Skip to main content
Home » Managing Illnesses » Chronic Conditions » Finding a New Normal with Type 1 Diabetes
Chronic Conditions

Finding a New Normal with Type 1 Diabetes

Christina Cox Photography

Taylor Efford shares her journey with Type 1 Diabetes, addressing misconceptions, lifestyle changes, mental health, and advocacy.

Q&A bubble
Can you explain a bit about your journey with Type 1 Diabetes?

I was diagnosed in 2020 at the age of 26, so it was quite a shock! It was deep into the pandemic and a lot of my appointments that typically would have been in person were over the phone. It was quite complicated! This disease has a huge learning curve, so it was a rough start for sure. But I was very determined to just keep swimming and find a new normal. The journey has a lot of downs but eventually it led me to advocacy and that has been a fulfilling aspect of the journey. 

Q&A bubble
Have you faced any misconceptions about Type 1 Diabetes? How do you address them on your platform?

There are too many to count! I actually find it surprising how little people know about this disease, and moreover how much it differs from Type 2. We often get lumped together but the two diseases are quite different, and this leads to confusion. I personally try to make content that simply normalizes the disease, and the medical equipment one may choose to wear to navigate it. I like to use humour to address these things, and I try to make the conversation really welcoming because I don’t want to scare people away from asking questions.

Q&A bubble
How do you approach the lifestyle changes that have come with this diagnosis? Any advice for others who may be struggling to make similar adjustments?

I approach the changes with a simple reasoning, either make the change or feel sick, so it’s an easy enough choice. It is not always easy to change your life so much, and I find new things pop up as time goes on and you can feel very burnt out. The best advice I have is to stay present, and not get too overwhelmed by the life sentence of this disease. Just take it day by day and try to outweigh the bad with other things in your life that are positive.

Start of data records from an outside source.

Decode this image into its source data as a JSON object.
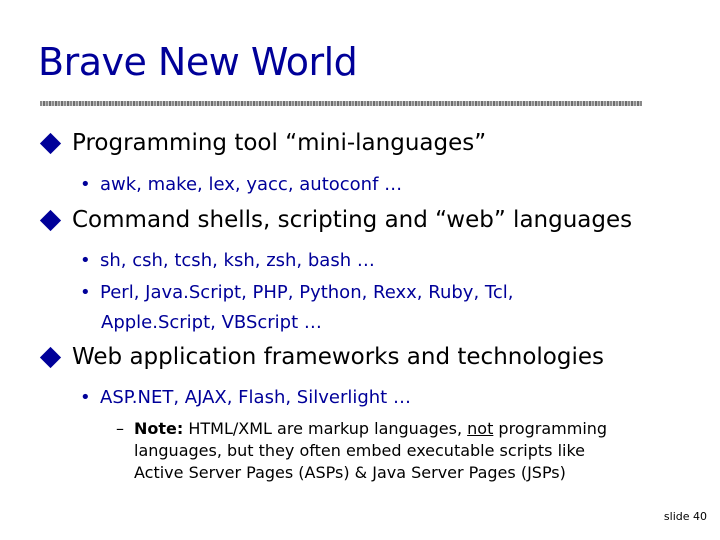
{
  "title": "Brave New World",
  "colors": {
    "title": "#000099",
    "sub_bullets": "#000099",
    "text": "#000000"
  },
  "icons": {
    "level1": "diamond-bullet-icon",
    "level2": "dot-bullet-icon",
    "level3": "dash-bullet-icon"
  },
  "bullets": [
    {
      "text": "Programming tool “mini-languages”",
      "sub": [
        "awk, make, lex, yacc, autoconf …"
      ]
    },
    {
      "text": "Command shells, scripting and “web” languages",
      "sub": [
        "sh, csh, tcsh, ksh, zsh, bash …",
        "Perl, Java.Script, PHP, Python, Rexx, Ruby, Tcl,",
        "Apple.Script, VBScript …"
      ]
    },
    {
      "text": "Web application frameworks and technologies",
      "sub": [
        "ASP.NET, AJAX, Flash, Silverlight …"
      ]
    }
  ],
  "note": {
    "dash": "–",
    "label": "Note:",
    "part1": " HTML/XML are markup languages, ",
    "underlined": "not",
    "part2": " programming",
    "line2": "languages, but they often embed executable scripts like",
    "line3": "Active Server Pages (ASPs) & Java Server Pages (JSPs)"
  },
  "footer": "slide 40"
}
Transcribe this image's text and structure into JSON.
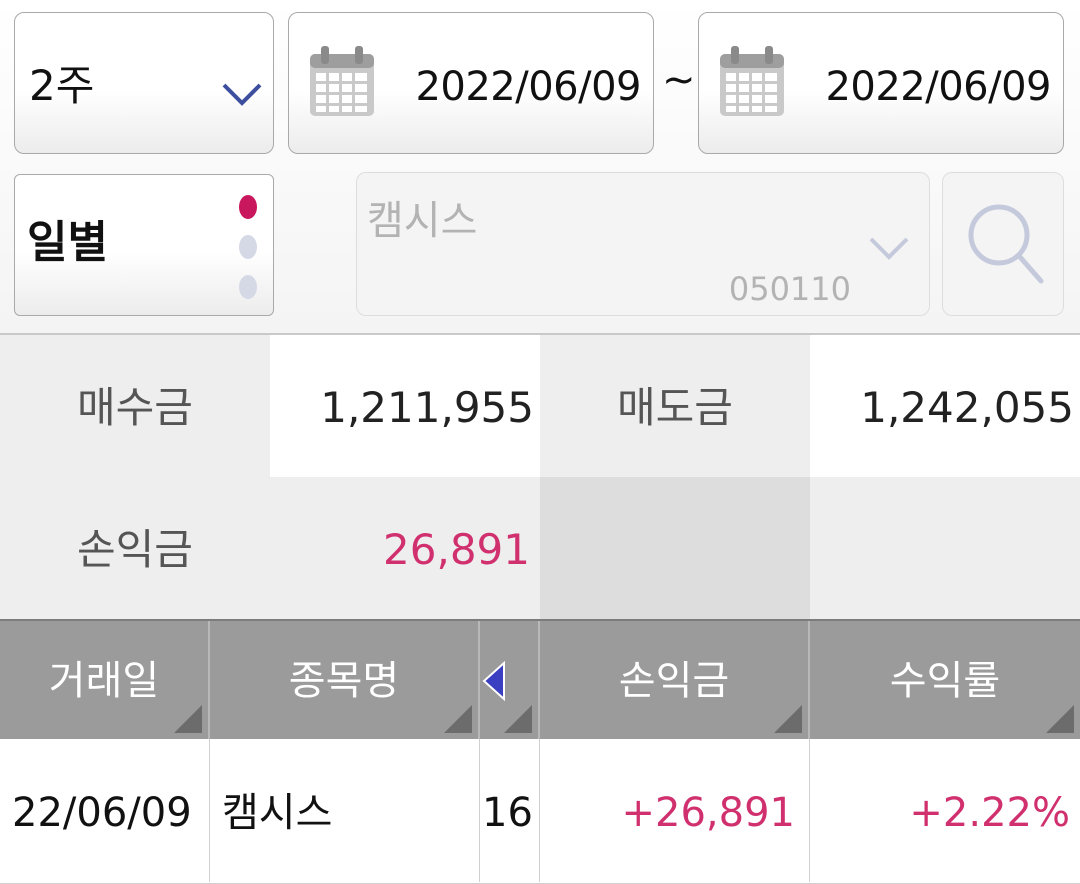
{
  "period": {
    "value": "2주"
  },
  "date_range": {
    "start": "2022/06/09",
    "separator": "~",
    "end": "2022/06/09"
  },
  "frequency": {
    "value": "일별"
  },
  "stock": {
    "name": "캠시스",
    "code": "050110"
  },
  "summary": {
    "buy_label": "매수금",
    "buy_value": "1,211,955",
    "sell_label": "매도금",
    "sell_value": "1,242,055",
    "pl_label": "손익금",
    "pl_value": "26,891"
  },
  "table": {
    "headers": [
      "거래일",
      "종목명",
      "손익금",
      "수익률"
    ],
    "rows": [
      {
        "date": "22/06/09",
        "name": "캠시스",
        "qty": "16",
        "pl": "+26,891",
        "rate": "+2.22%"
      }
    ]
  },
  "colors": {
    "accent_pink": "#d1306f",
    "header_gray": "#9b9b9b",
    "chevron_blue": "#3d4e9e"
  },
  "icons": [
    "chevron-down-icon",
    "calendar-icon",
    "search-icon",
    "triangle-left-icon",
    "sort-corner-icon"
  ]
}
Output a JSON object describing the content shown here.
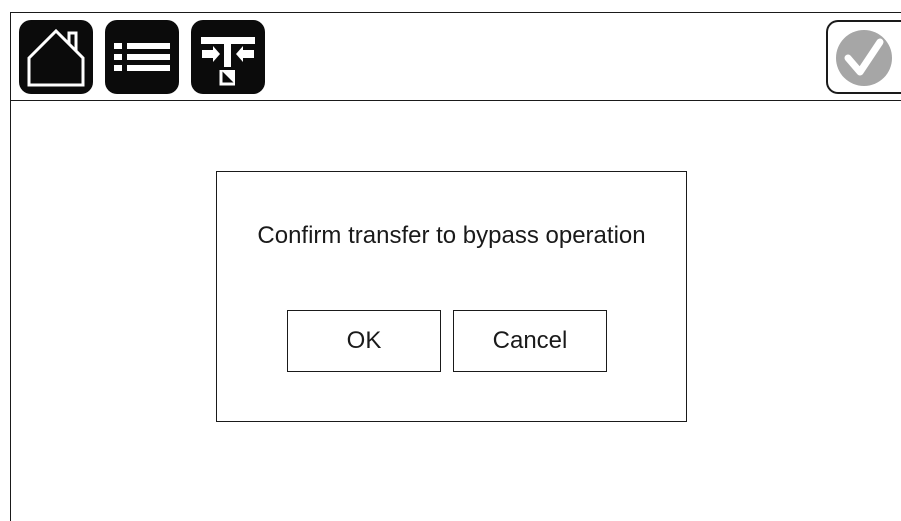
{
  "toolbar": {
    "home_icon": "home-icon",
    "menu_icon": "list-menu-icon",
    "bypass_icon": "bypass-transfer-icon",
    "status_icon": "check-mark-icon",
    "status_color": "#a6a6a6"
  },
  "dialog": {
    "message": "Confirm transfer to bypass operation",
    "ok_label": "OK",
    "cancel_label": "Cancel"
  },
  "colors": {
    "button_fill": "#0b0b0b",
    "line": "#1a1a1a",
    "background": "#ffffff"
  }
}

Q&A bubble
How do you prioritize your mental health? Are there any specific practices or techniques you find helpful in navigating this chronic condition?

I am constantly trying to track the effects this disease has had on my mental health. Those first three years after my diagnosis were mainly just survival mode, and I only now feel I’m ready to start healing from the initial traumas of life being flipped upside down. I use humour a lot, but I also try to slowly bring things back into my life from before the diagnosis, things that mattered to me before I got this full-time job of being my own pancreas. I used to really mourn the girl I was before this disease, but as time passes, I see that I can maybe find her again, just in slightly different ways. I think taking time to reflect is key, and in that reflection, find pieces of the old you that were lost that you can still have.

Next article